The Blue Tram line that connects Placa Kennedy with the funicular railway that goes to Tibidabo was opened in 1901. It was designed to connect the important houses on Avenue Tibidabo with Barcelona's city tram system. It was privately owned and got its name 'Tramvia Blau' from the bright blue trams that ran on the line.
From the start point at Placa Kennedy to the last stop at Mirablau the line climbs 93 metres in altitude, at at gradient of 8% and is 1276 metres long. It is one of only two surviving 'first generation' tramways in Spain.

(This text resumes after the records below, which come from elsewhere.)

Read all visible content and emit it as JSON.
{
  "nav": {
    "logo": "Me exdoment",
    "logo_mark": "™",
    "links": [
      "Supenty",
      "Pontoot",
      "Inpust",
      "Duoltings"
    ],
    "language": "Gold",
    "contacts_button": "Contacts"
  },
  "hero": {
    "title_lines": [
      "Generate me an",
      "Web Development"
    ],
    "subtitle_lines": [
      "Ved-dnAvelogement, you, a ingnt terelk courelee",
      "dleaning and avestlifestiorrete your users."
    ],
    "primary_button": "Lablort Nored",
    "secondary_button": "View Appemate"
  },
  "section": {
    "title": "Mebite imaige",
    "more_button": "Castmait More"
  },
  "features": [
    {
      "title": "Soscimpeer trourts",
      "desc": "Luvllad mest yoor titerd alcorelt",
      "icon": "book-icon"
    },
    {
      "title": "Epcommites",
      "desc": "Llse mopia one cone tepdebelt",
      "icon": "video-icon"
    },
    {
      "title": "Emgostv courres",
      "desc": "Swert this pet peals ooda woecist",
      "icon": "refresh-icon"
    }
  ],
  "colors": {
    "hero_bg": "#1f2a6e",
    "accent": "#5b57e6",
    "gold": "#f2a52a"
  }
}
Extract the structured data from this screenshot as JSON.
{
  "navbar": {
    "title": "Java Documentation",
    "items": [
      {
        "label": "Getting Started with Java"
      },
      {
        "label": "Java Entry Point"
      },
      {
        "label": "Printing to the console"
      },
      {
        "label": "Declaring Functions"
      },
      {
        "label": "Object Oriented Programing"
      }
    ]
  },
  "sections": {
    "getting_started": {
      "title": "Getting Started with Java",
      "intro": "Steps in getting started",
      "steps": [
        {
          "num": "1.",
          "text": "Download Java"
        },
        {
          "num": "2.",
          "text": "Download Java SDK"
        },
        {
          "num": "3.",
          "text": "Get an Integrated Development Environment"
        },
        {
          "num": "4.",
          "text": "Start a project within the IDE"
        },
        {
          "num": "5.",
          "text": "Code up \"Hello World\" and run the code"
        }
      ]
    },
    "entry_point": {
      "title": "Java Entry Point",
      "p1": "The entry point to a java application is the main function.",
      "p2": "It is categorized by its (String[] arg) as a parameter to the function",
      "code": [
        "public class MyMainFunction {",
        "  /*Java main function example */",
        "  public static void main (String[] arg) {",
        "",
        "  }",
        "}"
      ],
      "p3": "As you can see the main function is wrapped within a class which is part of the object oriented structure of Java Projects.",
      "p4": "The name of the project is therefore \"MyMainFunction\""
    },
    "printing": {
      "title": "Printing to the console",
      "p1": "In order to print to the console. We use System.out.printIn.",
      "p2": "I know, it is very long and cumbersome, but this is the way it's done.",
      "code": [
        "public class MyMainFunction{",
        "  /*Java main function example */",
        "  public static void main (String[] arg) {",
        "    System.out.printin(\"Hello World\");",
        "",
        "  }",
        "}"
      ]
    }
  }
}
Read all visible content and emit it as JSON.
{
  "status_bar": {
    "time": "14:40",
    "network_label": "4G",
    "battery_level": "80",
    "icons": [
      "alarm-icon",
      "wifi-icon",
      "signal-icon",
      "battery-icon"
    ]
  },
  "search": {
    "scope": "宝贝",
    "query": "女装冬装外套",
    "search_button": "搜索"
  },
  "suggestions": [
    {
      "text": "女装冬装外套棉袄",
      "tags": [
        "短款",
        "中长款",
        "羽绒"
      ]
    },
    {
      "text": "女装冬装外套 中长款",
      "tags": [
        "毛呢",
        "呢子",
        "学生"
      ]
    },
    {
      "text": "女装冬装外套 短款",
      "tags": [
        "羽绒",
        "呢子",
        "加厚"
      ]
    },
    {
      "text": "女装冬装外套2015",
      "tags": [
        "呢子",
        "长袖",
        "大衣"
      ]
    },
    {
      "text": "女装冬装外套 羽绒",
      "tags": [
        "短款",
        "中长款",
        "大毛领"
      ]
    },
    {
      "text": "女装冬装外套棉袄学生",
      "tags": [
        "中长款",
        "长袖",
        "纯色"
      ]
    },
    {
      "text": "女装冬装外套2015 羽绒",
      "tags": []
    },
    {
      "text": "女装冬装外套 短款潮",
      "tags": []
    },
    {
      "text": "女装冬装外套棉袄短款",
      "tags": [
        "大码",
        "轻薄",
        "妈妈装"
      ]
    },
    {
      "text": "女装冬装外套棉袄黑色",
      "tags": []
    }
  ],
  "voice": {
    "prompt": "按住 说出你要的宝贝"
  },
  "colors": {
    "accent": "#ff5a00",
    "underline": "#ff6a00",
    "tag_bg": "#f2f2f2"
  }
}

Tucked next to Cosmo Caixa is the depot. There is actually a fleet of 7 trams. There is one (1901) from the original class of four trams built for the system. This is only used for special occasions. There are five 'six four-wheeled' trams built for service on the Tramvia Blau (1904), a couple with modern hydraulic brakes and a restored Barcelona City tram, in its original red livery (1906)
Barcelona closed its last line in 1971. The Tramvia Blau continued operating as a private company until 1979 when it was bought by the city. Interestingly in recent years trams have been re-introduced into the Catalan Capital, forming part of the city-wide intergrated transport network. You can ride the modern version along either end of Diagonal.
Check the running times, they can be a bit sketchy depending on the time of year and the weather. There are limited seats and only a couple of trams running at the same time, so get there early or be prepared to queue.
See Running Times